Material to process -
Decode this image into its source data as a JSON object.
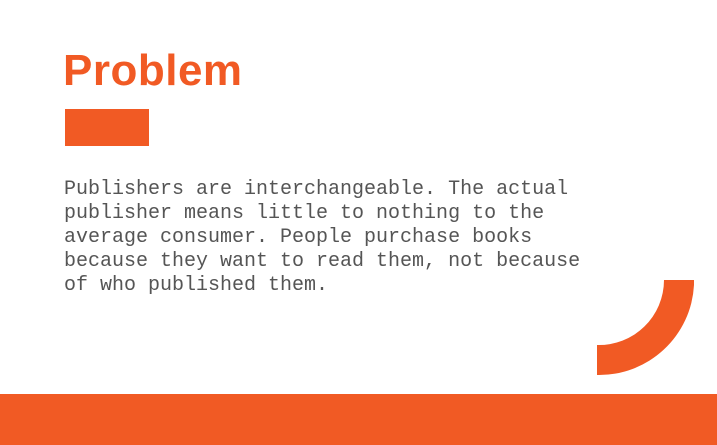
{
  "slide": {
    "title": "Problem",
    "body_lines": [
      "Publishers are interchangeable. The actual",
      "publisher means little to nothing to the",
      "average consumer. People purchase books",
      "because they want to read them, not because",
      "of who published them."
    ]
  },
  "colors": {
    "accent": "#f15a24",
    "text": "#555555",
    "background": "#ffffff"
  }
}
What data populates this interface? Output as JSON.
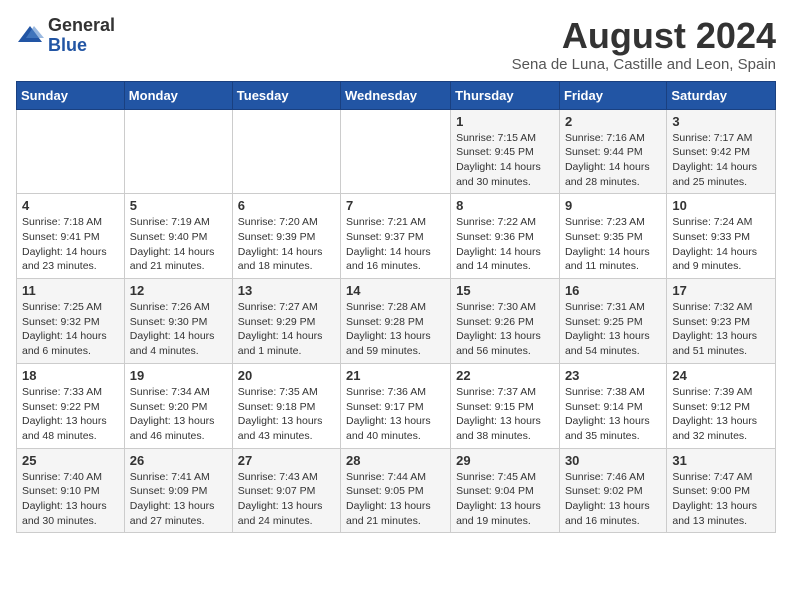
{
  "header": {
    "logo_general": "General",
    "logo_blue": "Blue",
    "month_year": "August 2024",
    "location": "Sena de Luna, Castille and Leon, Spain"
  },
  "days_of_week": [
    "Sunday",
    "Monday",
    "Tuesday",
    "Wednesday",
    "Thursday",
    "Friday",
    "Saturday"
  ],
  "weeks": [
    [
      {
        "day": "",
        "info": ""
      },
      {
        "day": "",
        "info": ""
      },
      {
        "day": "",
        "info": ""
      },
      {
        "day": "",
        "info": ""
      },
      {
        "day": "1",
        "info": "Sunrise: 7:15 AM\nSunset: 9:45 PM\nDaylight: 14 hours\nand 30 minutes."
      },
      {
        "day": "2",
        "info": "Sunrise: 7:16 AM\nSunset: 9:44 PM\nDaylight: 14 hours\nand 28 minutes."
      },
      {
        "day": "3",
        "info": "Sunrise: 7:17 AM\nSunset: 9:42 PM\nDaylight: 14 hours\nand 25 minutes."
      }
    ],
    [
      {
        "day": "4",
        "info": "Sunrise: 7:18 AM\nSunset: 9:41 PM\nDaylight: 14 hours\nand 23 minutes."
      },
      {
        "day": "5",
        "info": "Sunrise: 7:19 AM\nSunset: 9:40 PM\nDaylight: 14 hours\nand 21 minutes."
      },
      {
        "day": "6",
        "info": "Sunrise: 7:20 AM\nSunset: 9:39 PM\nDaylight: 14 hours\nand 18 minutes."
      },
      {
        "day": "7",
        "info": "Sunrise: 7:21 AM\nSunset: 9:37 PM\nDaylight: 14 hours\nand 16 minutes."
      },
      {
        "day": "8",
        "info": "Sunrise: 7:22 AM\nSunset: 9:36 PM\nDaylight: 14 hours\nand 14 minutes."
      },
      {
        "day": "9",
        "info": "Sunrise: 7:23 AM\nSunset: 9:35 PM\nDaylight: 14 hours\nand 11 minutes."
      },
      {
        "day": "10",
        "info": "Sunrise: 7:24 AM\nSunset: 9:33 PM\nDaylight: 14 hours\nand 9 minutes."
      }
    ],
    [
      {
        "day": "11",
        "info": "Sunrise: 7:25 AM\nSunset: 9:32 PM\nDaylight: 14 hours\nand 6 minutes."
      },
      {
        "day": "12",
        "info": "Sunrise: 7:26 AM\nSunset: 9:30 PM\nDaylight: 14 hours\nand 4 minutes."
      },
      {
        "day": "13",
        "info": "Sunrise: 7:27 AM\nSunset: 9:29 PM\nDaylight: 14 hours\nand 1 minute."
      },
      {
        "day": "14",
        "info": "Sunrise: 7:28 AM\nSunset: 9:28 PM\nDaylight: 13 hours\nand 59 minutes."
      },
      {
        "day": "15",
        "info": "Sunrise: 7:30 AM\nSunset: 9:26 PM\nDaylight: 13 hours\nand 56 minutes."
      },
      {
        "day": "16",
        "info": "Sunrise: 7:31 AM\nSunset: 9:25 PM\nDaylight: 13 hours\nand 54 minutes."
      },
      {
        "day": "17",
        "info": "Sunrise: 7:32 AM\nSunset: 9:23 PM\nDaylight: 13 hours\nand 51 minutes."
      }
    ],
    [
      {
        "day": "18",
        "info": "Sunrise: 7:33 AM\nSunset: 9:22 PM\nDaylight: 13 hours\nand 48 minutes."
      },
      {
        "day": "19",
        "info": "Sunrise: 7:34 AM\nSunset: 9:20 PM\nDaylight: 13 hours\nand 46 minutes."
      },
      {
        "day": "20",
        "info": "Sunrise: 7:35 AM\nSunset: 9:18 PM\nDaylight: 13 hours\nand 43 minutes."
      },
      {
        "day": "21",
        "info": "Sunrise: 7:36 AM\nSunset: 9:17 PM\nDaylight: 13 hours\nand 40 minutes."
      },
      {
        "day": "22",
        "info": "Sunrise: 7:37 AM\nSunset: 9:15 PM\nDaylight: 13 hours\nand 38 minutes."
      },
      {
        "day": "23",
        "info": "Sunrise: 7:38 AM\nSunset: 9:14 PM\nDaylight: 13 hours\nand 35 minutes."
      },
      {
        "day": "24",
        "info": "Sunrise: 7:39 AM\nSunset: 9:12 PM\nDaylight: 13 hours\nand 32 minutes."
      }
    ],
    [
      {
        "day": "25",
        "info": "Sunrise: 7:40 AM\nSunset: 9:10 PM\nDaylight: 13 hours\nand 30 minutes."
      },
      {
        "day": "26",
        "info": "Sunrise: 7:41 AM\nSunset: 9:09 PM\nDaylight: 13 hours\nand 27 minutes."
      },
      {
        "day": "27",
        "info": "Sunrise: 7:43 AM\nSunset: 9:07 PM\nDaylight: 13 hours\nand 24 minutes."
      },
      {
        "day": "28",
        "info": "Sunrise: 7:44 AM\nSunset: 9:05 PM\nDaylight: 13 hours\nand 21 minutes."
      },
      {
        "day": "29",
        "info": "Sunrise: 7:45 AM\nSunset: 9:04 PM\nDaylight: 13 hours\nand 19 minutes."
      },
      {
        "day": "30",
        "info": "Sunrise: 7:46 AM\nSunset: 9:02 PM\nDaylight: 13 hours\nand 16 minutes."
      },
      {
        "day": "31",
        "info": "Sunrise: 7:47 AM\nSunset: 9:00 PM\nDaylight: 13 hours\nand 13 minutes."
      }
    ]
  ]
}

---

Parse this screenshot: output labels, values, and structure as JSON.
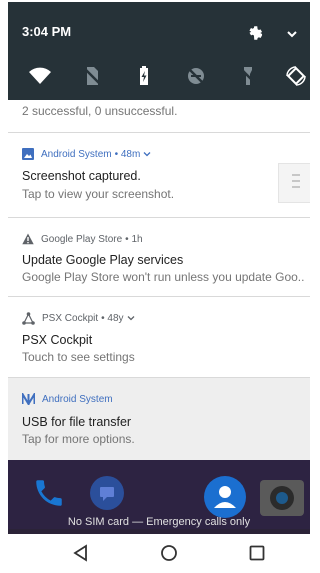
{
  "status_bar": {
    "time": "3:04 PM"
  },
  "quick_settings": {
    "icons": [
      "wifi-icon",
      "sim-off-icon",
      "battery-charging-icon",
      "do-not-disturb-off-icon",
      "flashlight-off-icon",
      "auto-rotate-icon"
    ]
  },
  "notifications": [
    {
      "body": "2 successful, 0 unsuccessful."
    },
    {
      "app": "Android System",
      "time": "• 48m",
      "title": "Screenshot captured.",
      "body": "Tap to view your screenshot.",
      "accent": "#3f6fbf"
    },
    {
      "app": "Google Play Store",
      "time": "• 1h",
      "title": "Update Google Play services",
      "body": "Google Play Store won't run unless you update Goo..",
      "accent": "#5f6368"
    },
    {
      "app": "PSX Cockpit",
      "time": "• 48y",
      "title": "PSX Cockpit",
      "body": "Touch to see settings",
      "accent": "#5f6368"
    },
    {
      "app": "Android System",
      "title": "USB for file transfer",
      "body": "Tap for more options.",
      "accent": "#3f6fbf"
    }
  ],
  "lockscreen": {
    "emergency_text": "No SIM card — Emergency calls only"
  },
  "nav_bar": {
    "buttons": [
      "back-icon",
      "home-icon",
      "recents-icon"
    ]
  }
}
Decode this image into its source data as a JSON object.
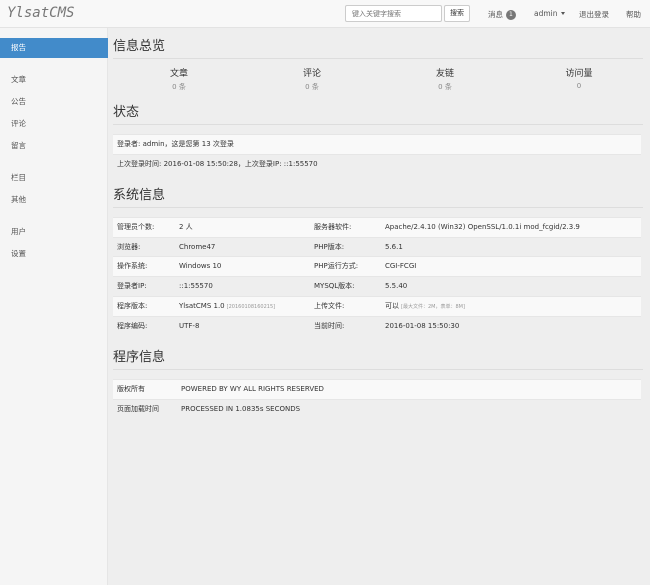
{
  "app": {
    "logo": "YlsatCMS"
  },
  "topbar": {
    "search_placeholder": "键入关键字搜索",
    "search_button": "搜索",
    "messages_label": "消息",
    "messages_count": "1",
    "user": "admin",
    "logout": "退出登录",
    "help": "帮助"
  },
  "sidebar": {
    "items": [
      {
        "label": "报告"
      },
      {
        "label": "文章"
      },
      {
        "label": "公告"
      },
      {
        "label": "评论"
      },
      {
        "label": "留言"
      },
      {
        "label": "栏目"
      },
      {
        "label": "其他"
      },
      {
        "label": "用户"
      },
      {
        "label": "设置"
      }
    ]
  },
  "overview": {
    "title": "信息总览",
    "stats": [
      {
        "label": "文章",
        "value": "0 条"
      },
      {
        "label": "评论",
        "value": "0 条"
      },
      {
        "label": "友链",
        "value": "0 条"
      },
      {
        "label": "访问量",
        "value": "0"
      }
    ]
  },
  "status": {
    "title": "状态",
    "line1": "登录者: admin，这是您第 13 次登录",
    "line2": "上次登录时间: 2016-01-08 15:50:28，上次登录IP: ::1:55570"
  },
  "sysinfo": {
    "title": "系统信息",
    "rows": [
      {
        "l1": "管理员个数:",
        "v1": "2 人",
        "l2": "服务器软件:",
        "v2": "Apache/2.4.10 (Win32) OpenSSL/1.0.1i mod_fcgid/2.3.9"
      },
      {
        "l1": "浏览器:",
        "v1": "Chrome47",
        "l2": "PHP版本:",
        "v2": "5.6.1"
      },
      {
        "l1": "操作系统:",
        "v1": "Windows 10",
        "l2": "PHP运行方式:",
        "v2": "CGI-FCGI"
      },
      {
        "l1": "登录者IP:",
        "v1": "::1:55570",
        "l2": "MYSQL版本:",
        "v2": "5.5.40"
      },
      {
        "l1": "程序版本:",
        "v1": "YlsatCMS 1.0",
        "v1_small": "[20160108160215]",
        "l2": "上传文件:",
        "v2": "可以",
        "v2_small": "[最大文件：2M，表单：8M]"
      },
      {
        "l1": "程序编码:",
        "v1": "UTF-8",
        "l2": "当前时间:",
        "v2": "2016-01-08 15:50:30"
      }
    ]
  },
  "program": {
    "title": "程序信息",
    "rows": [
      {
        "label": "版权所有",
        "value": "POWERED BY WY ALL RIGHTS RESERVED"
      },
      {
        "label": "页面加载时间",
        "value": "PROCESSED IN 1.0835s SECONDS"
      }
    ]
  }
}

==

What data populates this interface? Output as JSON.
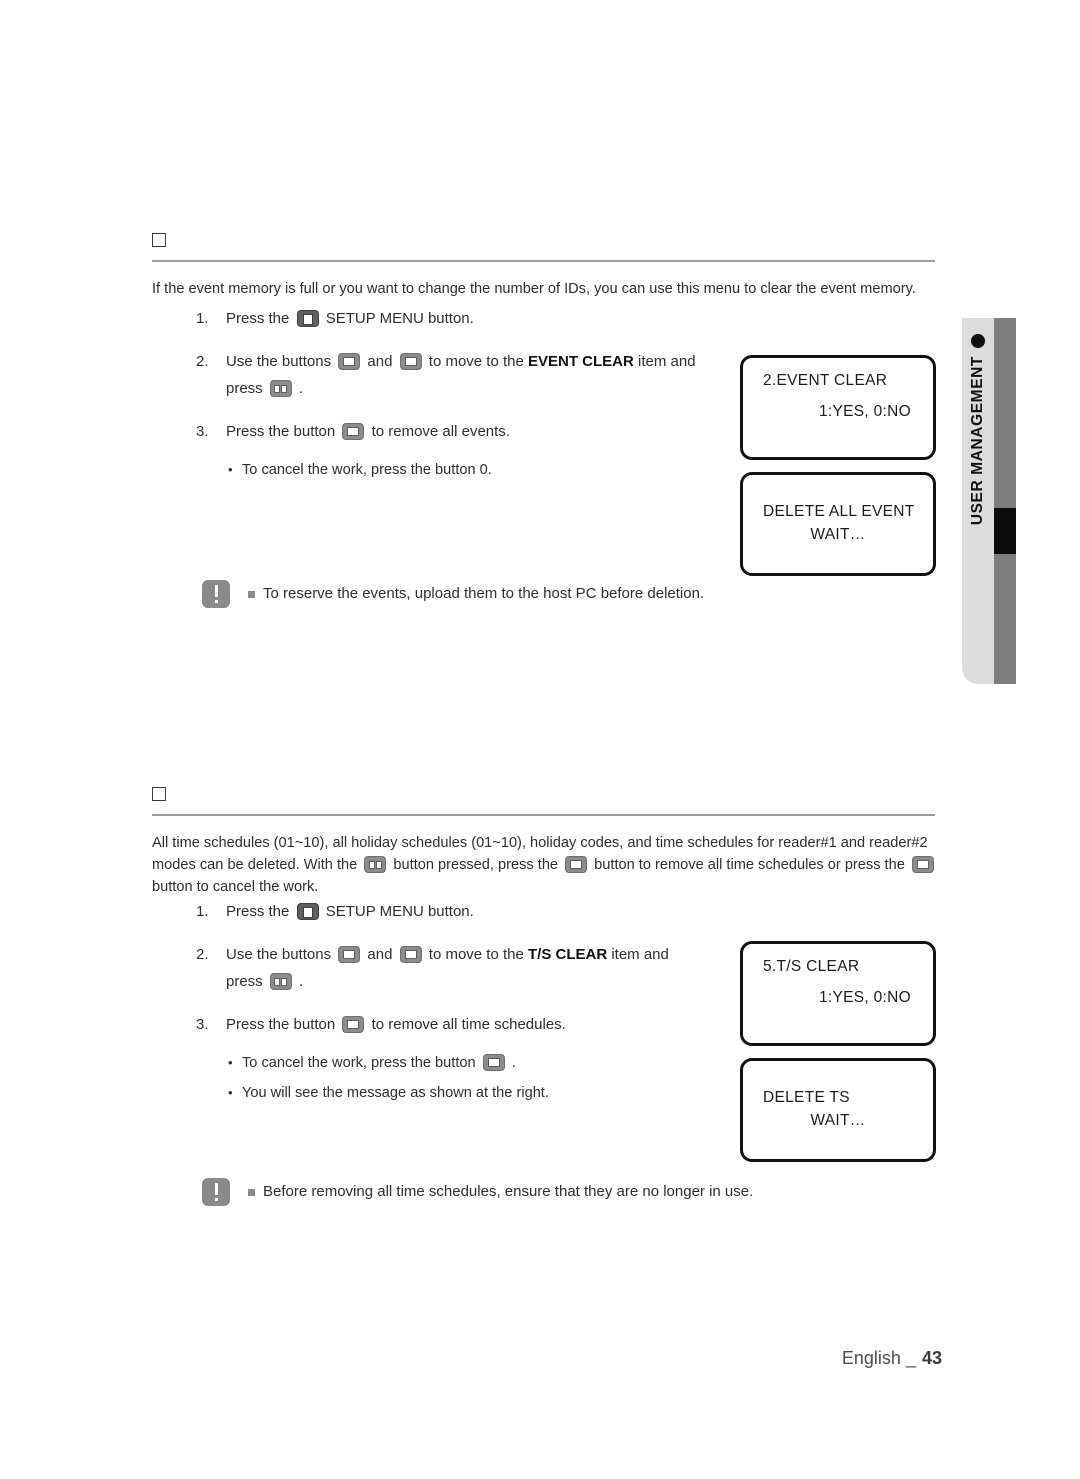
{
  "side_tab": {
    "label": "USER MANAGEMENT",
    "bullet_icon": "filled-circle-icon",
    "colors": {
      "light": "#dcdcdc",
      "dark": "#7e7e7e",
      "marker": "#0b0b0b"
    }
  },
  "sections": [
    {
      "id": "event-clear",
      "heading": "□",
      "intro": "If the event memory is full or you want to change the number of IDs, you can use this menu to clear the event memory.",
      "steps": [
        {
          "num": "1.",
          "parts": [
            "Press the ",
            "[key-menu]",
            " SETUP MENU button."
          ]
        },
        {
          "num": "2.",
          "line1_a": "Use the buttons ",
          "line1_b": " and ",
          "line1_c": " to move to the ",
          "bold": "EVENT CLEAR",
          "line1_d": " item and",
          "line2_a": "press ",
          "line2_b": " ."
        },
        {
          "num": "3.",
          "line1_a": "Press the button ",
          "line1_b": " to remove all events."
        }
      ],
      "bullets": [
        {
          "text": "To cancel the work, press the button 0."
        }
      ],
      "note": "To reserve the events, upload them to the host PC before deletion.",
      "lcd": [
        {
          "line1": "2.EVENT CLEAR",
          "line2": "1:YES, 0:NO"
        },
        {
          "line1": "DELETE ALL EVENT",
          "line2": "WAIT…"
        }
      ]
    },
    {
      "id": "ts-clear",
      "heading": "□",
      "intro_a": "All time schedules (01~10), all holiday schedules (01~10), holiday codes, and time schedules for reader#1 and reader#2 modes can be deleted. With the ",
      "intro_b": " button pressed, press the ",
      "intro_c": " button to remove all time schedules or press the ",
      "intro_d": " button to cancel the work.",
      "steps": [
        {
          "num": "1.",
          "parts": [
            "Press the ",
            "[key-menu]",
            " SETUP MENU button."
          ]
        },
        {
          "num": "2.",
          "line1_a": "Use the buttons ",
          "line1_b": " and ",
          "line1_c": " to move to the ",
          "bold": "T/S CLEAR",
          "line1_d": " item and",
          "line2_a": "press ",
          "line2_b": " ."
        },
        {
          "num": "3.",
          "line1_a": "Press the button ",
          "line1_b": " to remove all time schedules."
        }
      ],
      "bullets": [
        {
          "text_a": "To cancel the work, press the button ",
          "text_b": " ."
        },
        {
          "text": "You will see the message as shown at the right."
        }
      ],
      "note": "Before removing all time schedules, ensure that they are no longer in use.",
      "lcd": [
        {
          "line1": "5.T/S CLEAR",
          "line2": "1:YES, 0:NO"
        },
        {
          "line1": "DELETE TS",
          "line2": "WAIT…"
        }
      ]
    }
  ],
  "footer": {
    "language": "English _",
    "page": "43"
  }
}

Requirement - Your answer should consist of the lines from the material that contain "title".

Result of this exercise -
    "title": "Problem",
      "title": "Screenshot captured.",
      "title": "Update Google Play services",
      "title": "PSX Cockpit",
      "title": "USB for file transfer",
    "title": "信息总览",
    "title": "状态",
    "title": "系统信息",
    "title": "程序信息",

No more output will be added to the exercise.